An all-out assault on wild ginger in Tairua kicked off this month and property owners are invited to muscle in.

Kahili ginger has scented yellow flowers that may smell appealing but it is a plant that grows voraciously. It has long shallow underground stems called rhizomes that form deep beds, which native plants can’t grow up through. Growing up to three metres tall, it also shades out smaller plants and seedlings, and its seeds are easily spread by birds.

If left unchecked it could permanently replace some of our native plants.

Cherry Ladd and fellow members of the Tairua Parks and Reserves group are encouraging Tairua property owners to check their backyards for kahili ginger and “weed it out” through September.

“While controlling kahili ginger on their property is technically the owner’s responsibility, we’re keen to support the community in working together on tackling this pest plant,” says Cherry.

“One of the things property owners often struggle with is disposal because you can’t compost kahili ginger. So with the help of Waikato Regional Council we’re giving property owners the opportunity to bring small kahili ginger plants and flower heads to us for disposal.”

A collection site where property owners can dispose of kahili ginger will be set up by Waikato Regional Council at the Pepe Reserve car park on 20 September between 9am and 12pm.

Waikato Regional Council’s biosecurity officer Benson Lockhart advises that the process is as simple as:


  1. Cutting off the flower heads.
  2. Digging out small plants, making sure all of the root system is removed.
  3. Putting the flower heads and small plants into a plastic bag.
  4. Dropping your bags of flower heads and small plants at the collection point (Pepe Reserve car park, 20 September, 9am-12pm).

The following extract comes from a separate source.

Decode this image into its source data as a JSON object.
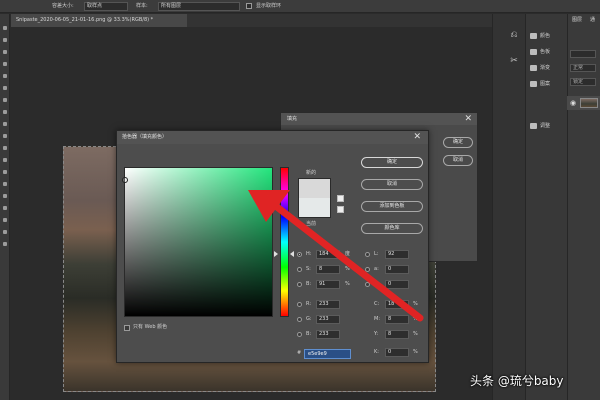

“It’s really only possible to remove kahili ginger by hand when the plants are small. So if people discover a large clump I’d encourage them to remove and bag the flower heads and then give me a call, and I’ll help them figure out a plan of attack,” Benson said.

“Kahili ginger isn’t necessarily any worse in Tairua than anywhere else on the peninsula but the community is keen to get stuck into it, which is fantastic.

“Tairua is close to kiwi sanctuaries to the north and this is a plant that forms a dense root mass that prevents kiwi from being able to forage in the soil, so that’s another good reason to get rid of it.”

Factsheets to help property owners recognise this weed will be displayed around the village in the week beginning 8 September and are also available online at ginger.

For more information, contact Benson Lockhart at Waikato Regional Council’s Whitianga office on 07 866 0172 or freephone 0800 BIOSEC (0800 246 732).